In 1992 I carried out fieldwork in Central Kenya, collecting Gikuyu oral narratives and discussing their historical relations to gender-identity and morality with the performers. Eventually this resulted in my PhD thesis, entitled: Kikuyu Gender Norms and Narratives (Leiden, 1996).
As research afterwards took me elsewhere, this material has not been made available to a larger audience. All these narratives were recorded on cassettes and have recently been transferred to computer. Although rough transcriptions and translations exist, further refinement is required before edition. The aim of editing these narratives for publication is to show how they can be framed historically.
How can Gikuyu oral literature that was collected in the 1990s be meaningfully related to gender relations in a historical perspective?
In the course of time some anthologies of Gikuyu oral literature have been published. Early references include the Routledges’ study of 1910 and Barrett’s stories in Man (1912-1913). While these may help to frame the 1992 fieldwork in historical perspectives, they are wanting as they do not include a Gikuyu-language version, but only an English translation. Also later examples of editions of Gikuyu oral literatures often are limited to the English translations. This concerns not only editions by missionaries (eg Beecher 1938; Cagnolo 1952-1953), but also postcolonial examples such as Rose Mwangi’s Kikuyu folktales (1970) and Njũrũri’s Tales from Mount Kenya (1970). Invaluable as these sources may be, transcriptions in the original language are important for a full appreciation of Gikuyu oral genres.
Fortunately there are a number of sources that relate to Gikuyu oral genres in their original language. Some missionaries have published oral literature in Gikuyu with English translation (e.g. Barra 1939; Merlo-Pick 1973), and there exist some early publications by native speakers, such as Gathĩgĩra’s edition of narrative (1950), and the collection of proverbs by Njũrũri (1968) also contains the original Gikuyu. Especially the academic work by Wanjikũ Mũkabi Kabira and Karega wa Mũtahi (1988), and Prof. Kabira’s other publications (eg 1983 and 2010) have been central to the furthering of publishing Gikuyu oral literature.
Despite the existence of these materials, there is clearly room for a sound edition of Gikuyu narratives, rendering transcription and translation in full detail. The value of the editions published hitherto notwithstanding, it will be a contribution to scholarship if more material would be made available. Furthermore, the aim of the present research direction is to put the narratives in historical perspective and explicitly study them in their gendered past: they will be related to a gendered literary history and interpreted in the light of literary developments through time.

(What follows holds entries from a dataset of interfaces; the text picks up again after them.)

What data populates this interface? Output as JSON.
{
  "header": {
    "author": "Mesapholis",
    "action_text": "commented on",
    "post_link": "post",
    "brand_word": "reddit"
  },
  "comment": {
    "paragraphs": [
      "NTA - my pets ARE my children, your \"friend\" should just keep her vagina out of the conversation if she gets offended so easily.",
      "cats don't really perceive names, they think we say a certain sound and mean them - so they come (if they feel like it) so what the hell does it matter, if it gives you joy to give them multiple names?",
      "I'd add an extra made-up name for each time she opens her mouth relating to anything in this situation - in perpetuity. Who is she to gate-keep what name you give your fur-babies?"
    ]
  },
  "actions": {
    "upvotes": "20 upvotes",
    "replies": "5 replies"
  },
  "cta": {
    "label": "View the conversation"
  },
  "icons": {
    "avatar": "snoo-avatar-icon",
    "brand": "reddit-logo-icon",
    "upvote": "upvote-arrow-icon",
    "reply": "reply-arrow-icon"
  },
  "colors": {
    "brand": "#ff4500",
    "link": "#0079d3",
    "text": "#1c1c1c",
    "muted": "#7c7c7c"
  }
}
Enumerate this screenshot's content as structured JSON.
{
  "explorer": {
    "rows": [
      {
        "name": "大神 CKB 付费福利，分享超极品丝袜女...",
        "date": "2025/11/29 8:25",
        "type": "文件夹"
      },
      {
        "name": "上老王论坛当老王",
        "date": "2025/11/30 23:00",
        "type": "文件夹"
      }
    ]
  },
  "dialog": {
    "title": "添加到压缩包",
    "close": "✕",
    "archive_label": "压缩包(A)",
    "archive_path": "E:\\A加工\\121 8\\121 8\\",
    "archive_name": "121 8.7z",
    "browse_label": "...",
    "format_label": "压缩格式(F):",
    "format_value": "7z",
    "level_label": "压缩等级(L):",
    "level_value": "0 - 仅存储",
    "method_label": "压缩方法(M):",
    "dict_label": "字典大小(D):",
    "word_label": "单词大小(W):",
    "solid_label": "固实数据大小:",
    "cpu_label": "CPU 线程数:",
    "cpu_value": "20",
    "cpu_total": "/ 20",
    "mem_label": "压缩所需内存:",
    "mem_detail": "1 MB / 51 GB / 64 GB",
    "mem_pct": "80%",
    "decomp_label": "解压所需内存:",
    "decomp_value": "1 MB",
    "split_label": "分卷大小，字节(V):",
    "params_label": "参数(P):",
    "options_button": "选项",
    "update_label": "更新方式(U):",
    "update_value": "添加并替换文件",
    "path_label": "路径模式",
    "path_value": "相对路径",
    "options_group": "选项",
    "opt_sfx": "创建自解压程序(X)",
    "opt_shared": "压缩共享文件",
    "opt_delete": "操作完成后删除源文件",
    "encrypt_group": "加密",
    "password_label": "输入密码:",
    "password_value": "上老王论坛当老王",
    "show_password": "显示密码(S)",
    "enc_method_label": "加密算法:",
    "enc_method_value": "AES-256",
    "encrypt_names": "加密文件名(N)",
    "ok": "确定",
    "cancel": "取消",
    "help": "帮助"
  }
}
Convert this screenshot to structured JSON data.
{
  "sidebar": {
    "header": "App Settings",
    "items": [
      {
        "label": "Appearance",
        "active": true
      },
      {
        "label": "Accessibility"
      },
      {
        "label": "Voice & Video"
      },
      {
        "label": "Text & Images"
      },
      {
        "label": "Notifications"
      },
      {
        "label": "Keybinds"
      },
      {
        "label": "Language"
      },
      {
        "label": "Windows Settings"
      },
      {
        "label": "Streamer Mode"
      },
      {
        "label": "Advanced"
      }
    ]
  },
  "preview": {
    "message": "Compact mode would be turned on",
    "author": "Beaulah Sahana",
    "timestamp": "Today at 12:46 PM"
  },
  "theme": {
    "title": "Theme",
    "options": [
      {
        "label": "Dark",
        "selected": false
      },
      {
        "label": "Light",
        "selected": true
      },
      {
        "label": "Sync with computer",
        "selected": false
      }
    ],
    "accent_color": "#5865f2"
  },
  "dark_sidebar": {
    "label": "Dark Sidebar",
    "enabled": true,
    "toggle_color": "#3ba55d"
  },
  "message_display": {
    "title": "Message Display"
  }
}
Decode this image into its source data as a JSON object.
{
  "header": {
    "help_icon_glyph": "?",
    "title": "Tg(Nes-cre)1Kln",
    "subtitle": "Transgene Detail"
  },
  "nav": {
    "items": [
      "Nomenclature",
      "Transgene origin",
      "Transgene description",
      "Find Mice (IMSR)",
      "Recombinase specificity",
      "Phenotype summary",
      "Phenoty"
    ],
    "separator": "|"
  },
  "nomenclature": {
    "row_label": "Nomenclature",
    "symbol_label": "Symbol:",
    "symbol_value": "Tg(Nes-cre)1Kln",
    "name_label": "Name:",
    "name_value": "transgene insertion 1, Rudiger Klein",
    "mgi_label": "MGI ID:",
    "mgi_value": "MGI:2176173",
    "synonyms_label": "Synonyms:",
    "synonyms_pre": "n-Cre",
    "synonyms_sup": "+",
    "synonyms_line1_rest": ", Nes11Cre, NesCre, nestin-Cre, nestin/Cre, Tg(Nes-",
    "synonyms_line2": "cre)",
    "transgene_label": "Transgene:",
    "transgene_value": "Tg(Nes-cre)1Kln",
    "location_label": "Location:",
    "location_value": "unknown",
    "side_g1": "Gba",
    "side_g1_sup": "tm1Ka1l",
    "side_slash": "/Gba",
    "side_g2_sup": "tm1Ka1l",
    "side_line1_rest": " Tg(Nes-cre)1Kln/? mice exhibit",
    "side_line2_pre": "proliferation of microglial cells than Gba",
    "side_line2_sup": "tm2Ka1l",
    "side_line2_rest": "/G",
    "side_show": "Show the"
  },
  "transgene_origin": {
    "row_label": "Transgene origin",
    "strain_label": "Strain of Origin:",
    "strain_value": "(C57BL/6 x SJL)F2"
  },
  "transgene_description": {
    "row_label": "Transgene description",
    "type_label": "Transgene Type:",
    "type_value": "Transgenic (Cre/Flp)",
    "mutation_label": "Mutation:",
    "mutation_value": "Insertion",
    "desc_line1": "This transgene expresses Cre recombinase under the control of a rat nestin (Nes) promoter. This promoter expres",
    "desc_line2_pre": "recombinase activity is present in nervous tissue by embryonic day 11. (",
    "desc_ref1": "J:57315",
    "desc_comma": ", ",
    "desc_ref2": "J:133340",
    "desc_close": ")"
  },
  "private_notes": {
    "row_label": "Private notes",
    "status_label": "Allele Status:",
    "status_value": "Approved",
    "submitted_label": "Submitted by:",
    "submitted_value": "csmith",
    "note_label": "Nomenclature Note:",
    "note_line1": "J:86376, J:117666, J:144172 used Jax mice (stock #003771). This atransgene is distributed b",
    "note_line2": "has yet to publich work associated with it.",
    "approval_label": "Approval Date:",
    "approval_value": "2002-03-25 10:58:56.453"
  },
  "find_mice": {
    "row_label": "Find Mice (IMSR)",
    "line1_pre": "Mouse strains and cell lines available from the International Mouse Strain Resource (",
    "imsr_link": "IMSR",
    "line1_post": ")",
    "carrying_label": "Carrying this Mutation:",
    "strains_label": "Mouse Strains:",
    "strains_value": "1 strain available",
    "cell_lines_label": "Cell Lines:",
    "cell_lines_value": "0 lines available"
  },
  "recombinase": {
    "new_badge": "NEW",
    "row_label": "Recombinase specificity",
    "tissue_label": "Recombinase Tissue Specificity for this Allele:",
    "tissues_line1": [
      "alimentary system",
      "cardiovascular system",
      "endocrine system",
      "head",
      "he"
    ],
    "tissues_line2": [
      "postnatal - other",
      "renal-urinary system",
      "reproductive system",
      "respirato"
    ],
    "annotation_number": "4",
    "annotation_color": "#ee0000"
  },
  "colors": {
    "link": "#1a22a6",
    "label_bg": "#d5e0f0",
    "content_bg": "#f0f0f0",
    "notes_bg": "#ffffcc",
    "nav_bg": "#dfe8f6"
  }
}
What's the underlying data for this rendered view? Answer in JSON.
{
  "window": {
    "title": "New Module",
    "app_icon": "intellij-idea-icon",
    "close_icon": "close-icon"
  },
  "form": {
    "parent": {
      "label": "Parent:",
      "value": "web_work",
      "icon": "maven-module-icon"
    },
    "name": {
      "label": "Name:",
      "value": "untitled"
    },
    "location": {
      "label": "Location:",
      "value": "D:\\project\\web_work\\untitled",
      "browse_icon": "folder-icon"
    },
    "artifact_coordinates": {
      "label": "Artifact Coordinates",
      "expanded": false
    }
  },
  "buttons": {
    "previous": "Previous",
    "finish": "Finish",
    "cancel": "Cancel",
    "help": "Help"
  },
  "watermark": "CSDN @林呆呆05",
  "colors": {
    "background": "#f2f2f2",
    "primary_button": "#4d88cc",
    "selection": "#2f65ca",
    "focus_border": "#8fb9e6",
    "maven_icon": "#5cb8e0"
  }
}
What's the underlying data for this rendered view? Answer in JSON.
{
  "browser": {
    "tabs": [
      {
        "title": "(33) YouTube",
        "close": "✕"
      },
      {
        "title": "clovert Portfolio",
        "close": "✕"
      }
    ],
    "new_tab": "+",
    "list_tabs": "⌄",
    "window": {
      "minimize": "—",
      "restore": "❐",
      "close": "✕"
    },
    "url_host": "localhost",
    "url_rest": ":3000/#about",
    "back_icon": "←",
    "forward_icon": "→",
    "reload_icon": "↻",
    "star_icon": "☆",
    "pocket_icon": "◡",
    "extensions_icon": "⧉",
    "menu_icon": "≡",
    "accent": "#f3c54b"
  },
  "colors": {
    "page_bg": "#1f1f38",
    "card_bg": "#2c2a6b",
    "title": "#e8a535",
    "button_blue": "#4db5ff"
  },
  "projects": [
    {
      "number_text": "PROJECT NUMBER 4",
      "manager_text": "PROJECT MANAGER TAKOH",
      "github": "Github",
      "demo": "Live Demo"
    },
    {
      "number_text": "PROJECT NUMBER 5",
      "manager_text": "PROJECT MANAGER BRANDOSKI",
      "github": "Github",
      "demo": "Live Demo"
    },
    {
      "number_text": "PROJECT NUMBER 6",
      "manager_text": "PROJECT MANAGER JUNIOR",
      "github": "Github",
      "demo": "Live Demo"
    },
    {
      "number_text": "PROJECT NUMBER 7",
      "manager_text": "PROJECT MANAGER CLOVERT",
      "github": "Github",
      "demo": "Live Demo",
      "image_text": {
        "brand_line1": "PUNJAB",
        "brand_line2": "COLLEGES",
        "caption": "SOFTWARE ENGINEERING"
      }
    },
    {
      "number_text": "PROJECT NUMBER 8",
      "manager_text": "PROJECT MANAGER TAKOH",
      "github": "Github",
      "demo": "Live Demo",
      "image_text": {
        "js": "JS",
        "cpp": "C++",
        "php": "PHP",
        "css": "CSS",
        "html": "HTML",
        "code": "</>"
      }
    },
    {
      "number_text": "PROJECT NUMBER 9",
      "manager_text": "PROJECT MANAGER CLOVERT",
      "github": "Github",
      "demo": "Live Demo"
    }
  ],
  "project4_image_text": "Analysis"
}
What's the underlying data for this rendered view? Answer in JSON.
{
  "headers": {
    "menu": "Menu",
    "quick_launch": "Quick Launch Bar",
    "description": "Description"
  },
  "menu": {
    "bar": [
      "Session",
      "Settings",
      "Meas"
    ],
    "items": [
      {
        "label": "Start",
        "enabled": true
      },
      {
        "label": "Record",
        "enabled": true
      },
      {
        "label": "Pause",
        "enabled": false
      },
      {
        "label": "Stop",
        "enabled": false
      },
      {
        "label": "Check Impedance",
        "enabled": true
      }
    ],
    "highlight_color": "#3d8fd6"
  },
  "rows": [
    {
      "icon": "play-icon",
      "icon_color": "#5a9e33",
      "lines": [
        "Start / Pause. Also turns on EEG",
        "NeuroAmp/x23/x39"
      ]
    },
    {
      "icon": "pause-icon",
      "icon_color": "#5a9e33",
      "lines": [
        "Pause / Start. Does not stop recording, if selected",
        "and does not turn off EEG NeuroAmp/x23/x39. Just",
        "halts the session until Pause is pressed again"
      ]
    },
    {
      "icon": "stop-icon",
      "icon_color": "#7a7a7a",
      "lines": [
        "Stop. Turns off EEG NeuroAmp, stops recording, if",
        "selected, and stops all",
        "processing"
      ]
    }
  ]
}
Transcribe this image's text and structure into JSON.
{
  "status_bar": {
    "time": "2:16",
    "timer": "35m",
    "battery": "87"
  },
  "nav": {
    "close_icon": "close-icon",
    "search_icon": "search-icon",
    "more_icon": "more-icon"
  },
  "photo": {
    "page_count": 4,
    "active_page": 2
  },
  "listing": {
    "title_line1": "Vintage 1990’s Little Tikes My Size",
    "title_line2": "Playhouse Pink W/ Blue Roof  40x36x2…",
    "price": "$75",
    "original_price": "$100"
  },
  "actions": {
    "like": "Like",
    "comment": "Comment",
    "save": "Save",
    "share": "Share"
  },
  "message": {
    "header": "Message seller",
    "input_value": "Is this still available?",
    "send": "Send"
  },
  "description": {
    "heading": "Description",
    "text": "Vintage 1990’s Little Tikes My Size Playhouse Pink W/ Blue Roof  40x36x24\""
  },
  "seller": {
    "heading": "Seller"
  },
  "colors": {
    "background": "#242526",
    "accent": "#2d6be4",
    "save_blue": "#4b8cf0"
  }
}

For this research project the source material has been gathered in 1992. Hundreds of narratives were gathered at the time, and a main concern of this research direction is to make this material available to a larger audience, especially in Kenya. Before edition, it will be necessary to revisit several narrators and discuss matters with them or their family members. The edition may also involve looking for one or more native Gikuyu speakers, to ask for advice on linguistic matters.
The bulk of the work for this project will be to create full and correct transcriptions and translations of the narratives, and frame the 1992 stories in the context of gender and Gikuyu oral literary history.
The aim will be to publish a source edition of Gikuyu narratives from a gendered historical perspective.